Robert Barrimond

A Brief History


I was born in New York City to two loving West Indian parents.  My father was born in Trinidad and my mother in St. Vincent.  I spent my formative pre-adolescent years in the East Flatbush section of Brooklyn.

At the age of 13, I moved to Florida where I went through my emotionally tempestuous adolescence.   Not an experience I’d care to repeat.  There I finished a solid 12-year Catholic education.  This has a lot to do with the way I am today for better and for worse.  Despite the pains, I wouldn't change a thing.  I am blessed today precisely because of the joys and pains I experienced.  They make me who I am and I like that person warts and all.  But beyond that I would have to sacrifice important people in my life, my best friend for example.  That’s too high a price.
I went to undergrad at the Massachusetts Institute of Technology.  What a great experience that was for me!  My oversized straight-A student ego was taken down a notch (or three!) as I was forced to use my mind as a tool and not a tape recorder.  I had to become a real student with well developed skills for learning, dealing with change, ambiguity, etc. that serve me well to this day.

After school, I began my professional career at Lockheed Martin Corp.  I developed as a professional and began the process of finding existential meaning in my life.  Around that time I met the love of my life, Lisa, who would be the mother of my son Amari.  Thanks be to God!

I started to seriously focus on what I would do with my time, talent, and treasure as a successful and a productive member of society.  I had high standards for what “successful” and “productive” should be, i.e. Matt 10:37-38.  I knew I wanted to serve God and that everything I would be and do would ultimately be traced to that raison d'être.  I began the slow work of integrating all aspects of my life to be a disciple of Jesus making that framework for everything else I would be.

But where exactly was I going?  With whom would I go?  What would I do?  These questions haunted me because for the first time in my life I had no clear plan.  Up until then the plan might change, but no matter what I had one.

While pursuing my first Master's degree at Penn, I had one of those “A Ha!” moments.  I was taking a class that studied how people affected change in large scale, complex systems.  The final project was to analyze the state of a complex system and create a plan to alter that system to move it from an undesirable state to a more desirable one.  The professor, being a civic minded individual, chose West Philadelphia as the system in question with our focus on mitigating poverty.  I learned some important lessons in that class.  Not the least of which were:

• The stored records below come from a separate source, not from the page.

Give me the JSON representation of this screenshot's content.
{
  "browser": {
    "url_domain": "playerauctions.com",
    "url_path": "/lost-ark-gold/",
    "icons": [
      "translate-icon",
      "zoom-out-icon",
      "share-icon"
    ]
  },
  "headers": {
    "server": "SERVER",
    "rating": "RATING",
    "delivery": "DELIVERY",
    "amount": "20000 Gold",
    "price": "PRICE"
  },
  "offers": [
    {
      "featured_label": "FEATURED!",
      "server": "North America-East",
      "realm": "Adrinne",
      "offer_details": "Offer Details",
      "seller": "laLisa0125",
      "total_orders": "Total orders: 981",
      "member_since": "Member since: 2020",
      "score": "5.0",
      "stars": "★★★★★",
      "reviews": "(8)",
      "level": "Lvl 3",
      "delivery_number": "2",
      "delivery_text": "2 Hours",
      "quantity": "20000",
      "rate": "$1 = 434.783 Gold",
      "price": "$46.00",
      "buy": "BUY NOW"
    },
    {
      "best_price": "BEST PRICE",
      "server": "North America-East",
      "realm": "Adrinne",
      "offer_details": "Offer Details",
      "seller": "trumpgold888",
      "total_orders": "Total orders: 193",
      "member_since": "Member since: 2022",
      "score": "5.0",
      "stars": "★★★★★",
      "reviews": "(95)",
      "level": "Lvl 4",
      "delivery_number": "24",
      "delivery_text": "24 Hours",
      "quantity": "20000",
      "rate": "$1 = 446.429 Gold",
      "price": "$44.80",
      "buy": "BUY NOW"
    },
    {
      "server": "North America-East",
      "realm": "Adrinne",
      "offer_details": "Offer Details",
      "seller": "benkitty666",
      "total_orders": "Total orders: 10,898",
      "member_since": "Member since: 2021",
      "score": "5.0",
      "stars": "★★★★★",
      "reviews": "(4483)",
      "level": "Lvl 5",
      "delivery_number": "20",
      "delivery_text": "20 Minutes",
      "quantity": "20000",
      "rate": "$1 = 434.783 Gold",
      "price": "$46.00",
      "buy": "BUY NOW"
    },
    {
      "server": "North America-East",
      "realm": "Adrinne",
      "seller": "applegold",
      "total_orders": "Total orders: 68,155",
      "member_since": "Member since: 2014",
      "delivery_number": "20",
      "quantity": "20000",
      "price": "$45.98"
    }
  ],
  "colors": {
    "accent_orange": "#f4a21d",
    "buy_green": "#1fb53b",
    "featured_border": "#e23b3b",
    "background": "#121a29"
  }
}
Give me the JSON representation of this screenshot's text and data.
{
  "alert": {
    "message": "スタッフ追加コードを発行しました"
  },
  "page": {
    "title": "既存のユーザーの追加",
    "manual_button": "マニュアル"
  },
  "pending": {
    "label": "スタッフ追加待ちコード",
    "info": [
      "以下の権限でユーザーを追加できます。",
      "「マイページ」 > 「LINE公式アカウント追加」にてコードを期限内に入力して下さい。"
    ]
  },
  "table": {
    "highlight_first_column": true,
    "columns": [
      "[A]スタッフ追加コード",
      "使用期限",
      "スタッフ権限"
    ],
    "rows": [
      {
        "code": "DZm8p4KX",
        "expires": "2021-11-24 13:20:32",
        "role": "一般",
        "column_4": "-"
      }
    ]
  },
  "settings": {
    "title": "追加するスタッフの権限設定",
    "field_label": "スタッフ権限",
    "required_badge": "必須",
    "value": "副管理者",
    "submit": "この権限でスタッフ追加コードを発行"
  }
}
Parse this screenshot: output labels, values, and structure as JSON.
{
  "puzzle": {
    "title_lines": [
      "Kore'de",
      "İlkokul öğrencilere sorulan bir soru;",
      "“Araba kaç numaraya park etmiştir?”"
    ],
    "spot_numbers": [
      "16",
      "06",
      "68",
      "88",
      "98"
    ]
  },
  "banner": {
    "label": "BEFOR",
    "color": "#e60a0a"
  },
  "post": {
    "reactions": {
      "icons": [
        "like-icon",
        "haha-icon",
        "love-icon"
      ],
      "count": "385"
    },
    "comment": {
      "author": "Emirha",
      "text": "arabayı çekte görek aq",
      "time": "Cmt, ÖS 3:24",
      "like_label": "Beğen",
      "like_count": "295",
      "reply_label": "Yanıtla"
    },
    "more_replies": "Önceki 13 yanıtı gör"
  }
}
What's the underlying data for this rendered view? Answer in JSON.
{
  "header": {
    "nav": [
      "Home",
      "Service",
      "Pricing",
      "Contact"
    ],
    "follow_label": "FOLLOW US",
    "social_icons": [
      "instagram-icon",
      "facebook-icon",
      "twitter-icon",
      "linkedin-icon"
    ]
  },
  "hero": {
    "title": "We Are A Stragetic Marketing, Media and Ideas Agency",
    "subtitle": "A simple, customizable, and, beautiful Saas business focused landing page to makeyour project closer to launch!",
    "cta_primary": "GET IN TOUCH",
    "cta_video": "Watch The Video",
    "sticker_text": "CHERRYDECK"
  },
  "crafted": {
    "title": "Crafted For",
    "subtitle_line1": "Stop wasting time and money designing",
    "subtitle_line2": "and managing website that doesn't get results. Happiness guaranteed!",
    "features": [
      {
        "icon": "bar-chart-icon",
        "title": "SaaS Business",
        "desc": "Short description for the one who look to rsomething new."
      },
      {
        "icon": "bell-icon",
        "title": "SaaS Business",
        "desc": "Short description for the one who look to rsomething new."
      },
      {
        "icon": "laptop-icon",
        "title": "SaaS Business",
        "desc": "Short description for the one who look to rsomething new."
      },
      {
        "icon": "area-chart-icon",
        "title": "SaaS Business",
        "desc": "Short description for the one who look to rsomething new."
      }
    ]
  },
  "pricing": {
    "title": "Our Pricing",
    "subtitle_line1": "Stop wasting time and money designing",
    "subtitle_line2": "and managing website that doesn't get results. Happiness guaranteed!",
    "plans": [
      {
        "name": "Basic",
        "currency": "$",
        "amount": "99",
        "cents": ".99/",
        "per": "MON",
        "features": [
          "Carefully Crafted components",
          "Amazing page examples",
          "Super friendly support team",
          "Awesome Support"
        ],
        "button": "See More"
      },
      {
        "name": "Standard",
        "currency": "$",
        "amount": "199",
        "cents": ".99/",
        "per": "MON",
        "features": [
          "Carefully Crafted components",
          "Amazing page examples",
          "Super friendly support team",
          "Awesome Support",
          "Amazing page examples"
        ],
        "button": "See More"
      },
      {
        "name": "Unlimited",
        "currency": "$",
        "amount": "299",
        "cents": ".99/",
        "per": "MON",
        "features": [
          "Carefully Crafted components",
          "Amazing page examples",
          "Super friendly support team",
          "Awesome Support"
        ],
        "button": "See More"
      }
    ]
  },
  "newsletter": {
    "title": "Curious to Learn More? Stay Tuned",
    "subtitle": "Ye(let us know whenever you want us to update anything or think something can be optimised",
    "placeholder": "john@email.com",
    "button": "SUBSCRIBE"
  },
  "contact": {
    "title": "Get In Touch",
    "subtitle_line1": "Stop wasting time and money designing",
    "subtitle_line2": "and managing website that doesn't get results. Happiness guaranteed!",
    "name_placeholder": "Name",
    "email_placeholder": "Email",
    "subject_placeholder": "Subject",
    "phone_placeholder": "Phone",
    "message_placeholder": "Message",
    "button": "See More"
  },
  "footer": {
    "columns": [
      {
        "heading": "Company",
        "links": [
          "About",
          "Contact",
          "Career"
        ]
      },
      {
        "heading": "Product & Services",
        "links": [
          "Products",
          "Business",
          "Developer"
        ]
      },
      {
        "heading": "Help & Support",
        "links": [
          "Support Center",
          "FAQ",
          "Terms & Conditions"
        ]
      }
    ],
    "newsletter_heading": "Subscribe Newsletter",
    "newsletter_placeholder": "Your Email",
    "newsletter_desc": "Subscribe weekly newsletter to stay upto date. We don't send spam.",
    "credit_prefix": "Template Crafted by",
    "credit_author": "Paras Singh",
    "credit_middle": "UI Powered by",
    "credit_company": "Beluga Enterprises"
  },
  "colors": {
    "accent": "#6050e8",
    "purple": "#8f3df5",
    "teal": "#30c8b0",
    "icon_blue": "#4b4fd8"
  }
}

  • Limited knowledge - How little I knew about actually getting a project like that done.
  • Limited skills - What few skills I possessed to accomplish such an enterprise.
  • Limited resources - I need a strong, diverse “kitchen cabinet” to execute such a plan. 

I knew what the results had to be (don’t we all!), but had no clue as to the how.  Needless to say, it was a difficult project.  One evening driving home from class, I had that “A Ha!” moment.  It dawned on me that this project could serve a microcosm of what I ultimately wanted to do with my life.  I would focus my efforts on gaining those skills and experiences necessary to enable me to make substantively and repeatably reduce poverty in this society.  No doubt an ambitious goal.

One thing became clear when I finished my project: money was critical.  I intuited that business leaders have a unique opportunity to harness money as a resource for good in our society.  So developing myself as a business leader became the focus of my endeavors.  I focused on being more business savvy and pursued opportunities that brought me closer to the client and out of the “back end” of the business.  I became an IT consultant and instructor.  It was very rewarding but my experiences plateaued and were not putting me in the direction I wanted to ultimately go.  I wanted to delve more into business decision making.  Business school was the next logical step.

In 2002, I went back to school to get an MBA at the Wharton School of Business.  I asked God for direction and pursued the degree with vigor. I knew I would develop skills and build relationships that would benefit me in the years to come. After school, I decided to risk a non-traditional path in financial services. My thought was to be as proximate to money and wealth as possible (I’m not rich yet!) and be positioned to fight poverty, e.g. teaching financial literacy, etc. integration, discipleship remember? For three plus years, I tested those waters. And like Michael’s Jordan’s foray into baseball I met with failure, real and true, for the first time. But like most successful people, failure is only a prelude to the next success. I learned a lot and carry those lessons to this day. So I decided to course correct and get back to basics.

Essentially, I’ve been a strategist for most of my entire career and my successes leaving school have been a direct result of that.  So with the constraints of family (I’ve got kids to feed!) and ego (I like succeeding!) combined with the urging of friends and colleagues, I’m focusing on developing that core again. Now, I've been teaching and consulting in the business intelligence space. And that is developing in fits and starts with the economy the way it's been, but I welcome the journey!